There are some classic catchphrases that we’ve all heard over and over again, and we’ve become so used to some of them that we don’t realize that they are often actually said incorrectly.
Linguist Geoffrey Pullum coined the phrase “eggcorn” to describe such words or phrases that are misheard and reform into a new word or phrase, and he’s now revealing some of the most common eggocorns out there and they just may shock you.
Some of the more shocking eggcorns include:
- Nip it in the butt vs. Nip it in the bud – Used as a way for someone to say they are going to do something and get it over with quickly and efficiently, somewhere along the lines people started using “butt,” but the correct phrase is “nip it in the bud.”
- Hunger pains vs. Hunger pangs – While hunger pains does seem to make sense, the correct phrase is hunger pangs.
- You've got another thing coming vs. You've got another think coming - Used to mean “to be greatly mistaken,” the correct phrase is actually “you’ve got another think coming,” meaning the person is wrong, and they need to think again.
- Scapegoat vs. Escape goat – If you’re blaming someone else they are a scapegoat, not an escape goat.
- Butt naked vs. Buck naked – Again, while they both technically mean the same thing, the actual correct phrase is “buck naked.”
- One in the same vs. One and the same – They imply the exact same thing but “one in the same” is grammatically incorrect.
Other examples include:
- Beck and call becomes beck on call (Beck and call is correct)
- By accident becomes on accident (by accident is correct)
- Regardless becomes irregardless (irregardless isn't even an actual word)
- Peace of mind becomes piece of mind (peace of mind is correct...unless you want to give someone a piece of your mind)

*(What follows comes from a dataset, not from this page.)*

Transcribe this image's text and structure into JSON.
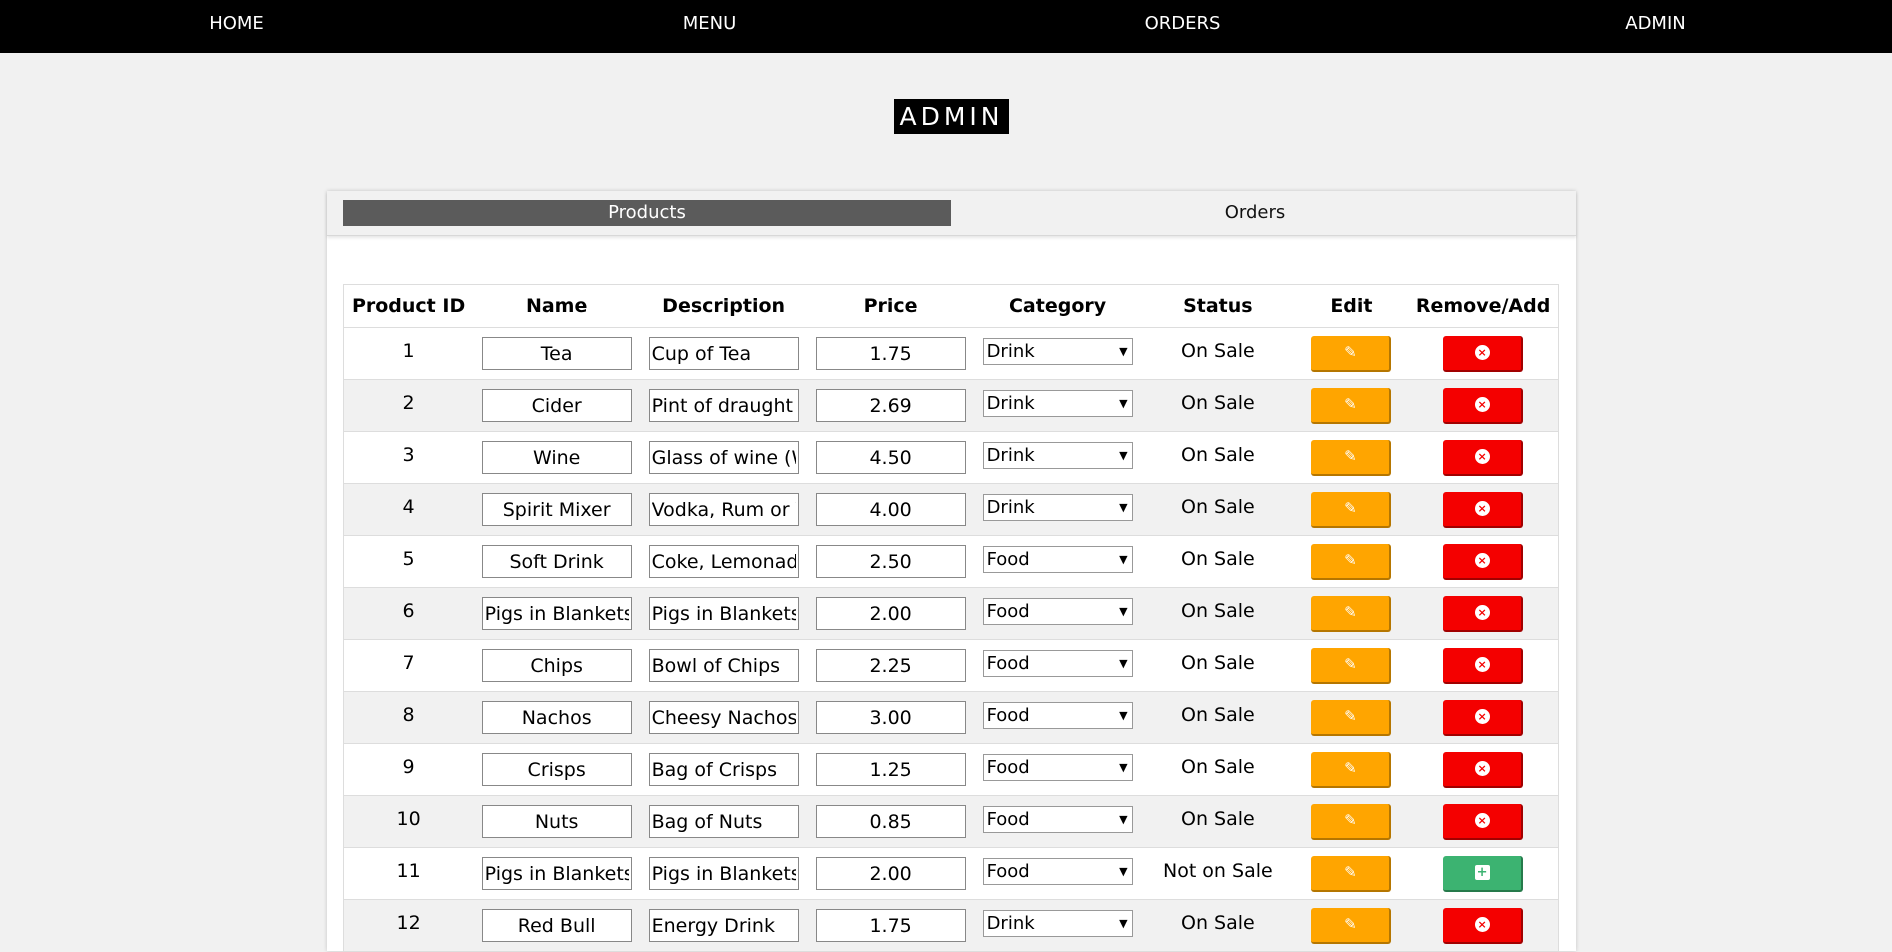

- Pique your interest becomes peak your interest (pique please)
- I couldn't care less becomes I could care less (couldn't is correct)
Source: The Mail